● TASK PROMPT
Return the records word for word. Pictures do not belong in the copy.

● SOURCE RECORDS
────────────────

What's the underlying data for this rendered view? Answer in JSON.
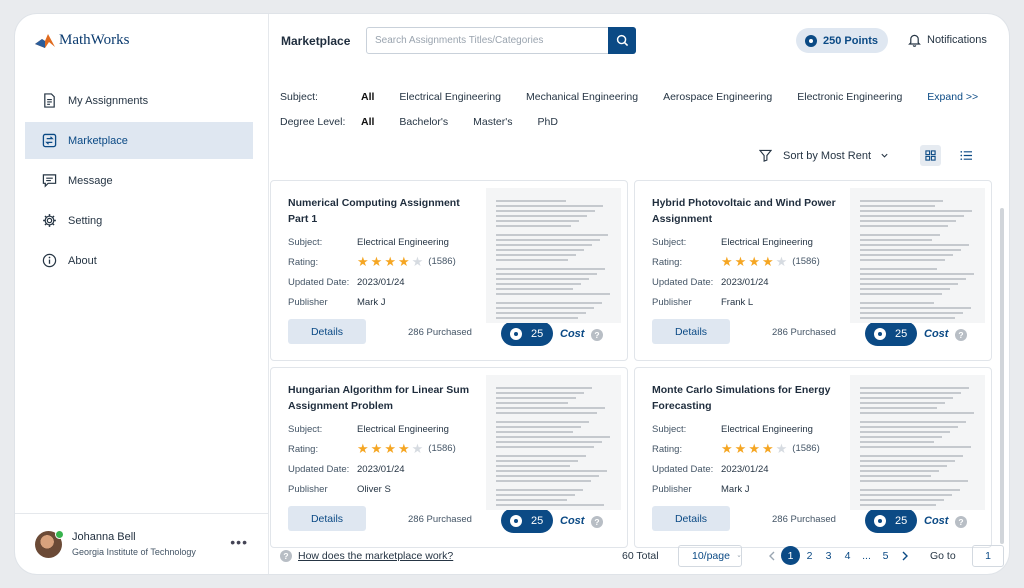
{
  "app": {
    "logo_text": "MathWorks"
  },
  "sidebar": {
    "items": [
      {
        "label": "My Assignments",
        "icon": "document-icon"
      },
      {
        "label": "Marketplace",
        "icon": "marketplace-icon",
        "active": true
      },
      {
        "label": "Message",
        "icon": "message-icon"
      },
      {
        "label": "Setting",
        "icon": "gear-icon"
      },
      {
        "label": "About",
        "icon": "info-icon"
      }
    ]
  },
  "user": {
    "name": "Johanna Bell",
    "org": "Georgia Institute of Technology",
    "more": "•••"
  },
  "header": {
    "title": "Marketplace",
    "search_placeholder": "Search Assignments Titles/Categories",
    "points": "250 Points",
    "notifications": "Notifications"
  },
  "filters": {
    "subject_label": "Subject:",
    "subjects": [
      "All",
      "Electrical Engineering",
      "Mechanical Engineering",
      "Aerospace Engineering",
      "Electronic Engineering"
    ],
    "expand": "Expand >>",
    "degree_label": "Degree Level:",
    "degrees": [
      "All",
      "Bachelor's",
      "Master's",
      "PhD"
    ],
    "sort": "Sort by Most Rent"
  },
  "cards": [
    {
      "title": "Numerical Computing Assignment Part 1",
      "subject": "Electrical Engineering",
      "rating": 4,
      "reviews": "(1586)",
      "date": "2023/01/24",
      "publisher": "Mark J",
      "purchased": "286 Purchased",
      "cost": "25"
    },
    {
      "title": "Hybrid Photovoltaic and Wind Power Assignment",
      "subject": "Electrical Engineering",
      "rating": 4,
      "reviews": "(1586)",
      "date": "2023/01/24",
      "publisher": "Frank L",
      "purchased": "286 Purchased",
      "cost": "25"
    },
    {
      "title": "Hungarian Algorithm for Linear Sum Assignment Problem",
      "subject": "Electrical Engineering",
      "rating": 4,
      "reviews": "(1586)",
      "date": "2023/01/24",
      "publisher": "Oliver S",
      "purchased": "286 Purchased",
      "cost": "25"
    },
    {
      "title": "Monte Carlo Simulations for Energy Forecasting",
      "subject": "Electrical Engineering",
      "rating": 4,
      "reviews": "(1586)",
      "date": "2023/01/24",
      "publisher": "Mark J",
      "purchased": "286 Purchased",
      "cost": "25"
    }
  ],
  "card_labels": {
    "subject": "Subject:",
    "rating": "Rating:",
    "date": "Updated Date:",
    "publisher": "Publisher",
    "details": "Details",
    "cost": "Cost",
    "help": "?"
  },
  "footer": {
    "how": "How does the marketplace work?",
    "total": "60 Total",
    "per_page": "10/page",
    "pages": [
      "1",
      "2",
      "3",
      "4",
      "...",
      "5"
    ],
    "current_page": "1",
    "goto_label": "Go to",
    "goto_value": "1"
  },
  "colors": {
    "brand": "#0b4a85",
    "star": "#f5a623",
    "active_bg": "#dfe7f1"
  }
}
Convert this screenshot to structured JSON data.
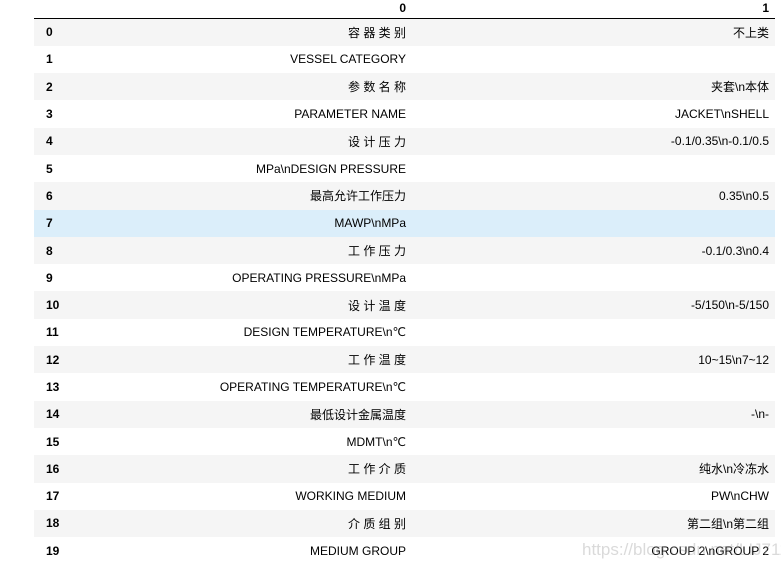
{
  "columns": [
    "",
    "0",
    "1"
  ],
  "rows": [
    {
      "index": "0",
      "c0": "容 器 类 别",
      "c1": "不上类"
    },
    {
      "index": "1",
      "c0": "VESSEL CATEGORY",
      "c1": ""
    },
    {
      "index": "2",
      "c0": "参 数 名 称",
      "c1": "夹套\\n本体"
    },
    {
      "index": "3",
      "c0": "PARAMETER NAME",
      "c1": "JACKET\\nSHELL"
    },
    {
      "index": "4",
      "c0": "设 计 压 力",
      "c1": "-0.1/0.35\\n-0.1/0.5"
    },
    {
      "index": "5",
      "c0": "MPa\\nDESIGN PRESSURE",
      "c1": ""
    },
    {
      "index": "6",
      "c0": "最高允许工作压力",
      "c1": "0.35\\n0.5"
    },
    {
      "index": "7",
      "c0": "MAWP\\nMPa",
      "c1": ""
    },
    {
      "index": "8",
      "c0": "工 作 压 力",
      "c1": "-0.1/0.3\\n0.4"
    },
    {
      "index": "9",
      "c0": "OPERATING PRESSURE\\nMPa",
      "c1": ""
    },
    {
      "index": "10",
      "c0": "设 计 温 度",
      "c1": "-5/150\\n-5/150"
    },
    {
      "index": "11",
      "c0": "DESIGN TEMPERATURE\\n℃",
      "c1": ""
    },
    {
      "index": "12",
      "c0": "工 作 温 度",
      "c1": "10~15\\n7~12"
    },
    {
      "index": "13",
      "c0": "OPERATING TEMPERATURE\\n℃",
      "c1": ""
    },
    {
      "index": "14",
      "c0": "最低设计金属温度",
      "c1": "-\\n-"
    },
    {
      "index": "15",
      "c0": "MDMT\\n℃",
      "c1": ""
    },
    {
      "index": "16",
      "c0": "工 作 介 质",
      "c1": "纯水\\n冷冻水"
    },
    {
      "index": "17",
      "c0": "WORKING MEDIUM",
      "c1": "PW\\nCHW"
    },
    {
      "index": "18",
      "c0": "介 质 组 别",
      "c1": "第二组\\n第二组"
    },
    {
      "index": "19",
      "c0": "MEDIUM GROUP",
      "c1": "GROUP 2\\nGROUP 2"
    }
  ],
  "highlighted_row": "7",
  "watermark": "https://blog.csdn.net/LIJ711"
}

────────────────

● ANSWER BOX
What's the underlying data for this rendered view? Answer in JSON.
{
  "app": {
    "logo_text": "MathWorks"
  },
  "sidebar": {
    "items": [
      {
        "label": "My Assignments",
        "icon": "document-icon"
      },
      {
        "label": "Marketplace",
        "icon": "marketplace-icon",
        "active": true
      },
      {
        "label": "Message",
        "icon": "message-icon"
      },
      {
        "label": "Setting",
        "icon": "gear-icon"
      },
      {
        "label": "About",
        "icon": "info-icon"
      }
    ]
  },
  "user": {
    "name": "Johanna Bell",
    "org": "Georgia Institute of Technology",
    "more": "•••"
  },
  "header": {
    "title": "Marketplace",
    "search_placeholder": "Search Assignments Titles/Categories",
    "points": "250 Points",
    "notifications": "Notifications"
  },
  "filters": {
    "subject_label": "Subject:",
    "subjects": [
      "All",
      "Electrical Engineering",
      "Mechanical Engineering",
      "Aerospace Engineering",
      "Electronic Engineering"
    ],
    "expand": "Expand >>",
    "degree_label": "Degree Level:",
    "degrees": [
      "All",
      "Bachelor's",
      "Master's",
      "PhD"
    ],
    "sort": "Sort by Most Rent"
  },
  "cards": [
    {
      "title": "Numerical Computing Assignment Part 1",
      "subject": "Electrical Engineering",
      "rating": 4,
      "reviews": "(1586)",
      "date": "2023/01/24",
      "publisher": "Mark J",
      "purchased": "286 Purchased",
      "cost": "25"
    },
    {
      "title": "Hybrid Photovoltaic and Wind Power Assignment",
      "subject": "Electrical Engineering",
      "rating": 4,
      "reviews": "(1586)",
      "date": "2023/01/24",
      "publisher": "Frank L",
      "purchased": "286 Purchased",
      "cost": "25"
    },
    {
      "title": "Hungarian Algorithm for Linear Sum Assignment Problem",
      "subject": "Electrical Engineering",
      "rating": 4,
      "reviews": "(1586)",
      "date": "2023/01/24",
      "publisher": "Oliver S",
      "purchased": "286 Purchased",
      "cost": "25"
    },
    {
      "title": "Monte Carlo Simulations for Energy Forecasting",
      "subject": "Electrical Engineering",
      "rating": 4,
      "reviews": "(1586)",
      "date": "2023/01/24",
      "publisher": "Mark J",
      "purchased": "286 Purchased",
      "cost": "25"
    }
  ],
  "card_labels": {
    "subject": "Subject:",
    "rating": "Rating:",
    "date": "Updated Date:",
    "publisher": "Publisher",
    "details": "Details",
    "cost": "Cost",
    "help": "?"
  },
  "footer": {
    "how": "How does the marketplace work?",
    "total": "60 Total",
    "per_page": "10/page",
    "pages": [
      "1",
      "2",
      "3",
      "4",
      "...",
      "5"
    ],
    "current_page": "1",
    "goto_label": "Go to",
    "goto_value": "1"
  },
  "colors": {
    "brand": "#0b4a85",
    "star": "#f5a623",
    "active_bg": "#dfe7f1"
  }
}
Convert this screenshot to structured JSON data.
{
  "columns": [
    "",
    "0",
    "1"
  ],
  "rows": [
    {
      "index": "0",
      "c0": "容 器 类 别",
      "c1": "不上类"
    },
    {
      "index": "1",
      "c0": "VESSEL CATEGORY",
      "c1": ""
    },
    {
      "index": "2",
      "c0": "参 数 名 称",
      "c1": "夹套\\n本体"
    },
    {
      "index": "3",
      "c0": "PARAMETER NAME",
      "c1": "JACKET\\nSHELL"
    },
    {
      "index": "4",
      "c0": "设 计 压 力",
      "c1": "-0.1/0.35\\n-0.1/0.5"
    },
    {
      "index": "5",
      "c0": "MPa\\nDESIGN PRESSURE",
      "c1": ""
    },
    {
      "index": "6",
      "c0": "最高允许工作压力",
      "c1": "0.35\\n0.5"
    },
    {
      "index": "7",
      "c0": "MAWP\\nMPa",
      "c1": ""
    },
    {
      "index": "8",
      "c0": "工 作 压 力",
      "c1": "-0.1/0.3\\n0.4"
    },
    {
      "index": "9",
      "c0": "OPERATING PRESSURE\\nMPa",
      "c1": ""
    },
    {
      "index": "10",
      "c0": "设 计 温 度",
      "c1": "-5/150\\n-5/150"
    },
    {
      "index": "11",
      "c0": "DESIGN TEMPERATURE\\n℃",
      "c1": ""
    },
    {
      "index": "12",
      "c0": "工 作 温 度",
      "c1": "10~15\\n7~12"
    },
    {
      "index": "13",
      "c0": "OPERATING TEMPERATURE\\n℃",
      "c1": ""
    },
    {
      "index": "14",
      "c0": "最低设计金属温度",
      "c1": "-\\n-"
    },
    {
      "index": "15",
      "c0": "MDMT\\n℃",
      "c1": ""
    },
    {
      "index": "16",
      "c0": "工 作 介 质",
      "c1": "纯水\\n冷冻水"
    },
    {
      "index": "17",
      "c0": "WORKING MEDIUM",
      "c1": "PW\\nCHW"
    },
    {
      "index": "18",
      "c0": "介 质 组 别",
      "c1": "第二组\\n第二组"
    },
    {
      "index": "19",
      "c0": "MEDIUM GROUP",
      "c1": "GROUP 2\\nGROUP 2"
    }
  ],
  "highlighted_row": "7",
  "watermark": "https://blog.csdn.net/LIJ711"
}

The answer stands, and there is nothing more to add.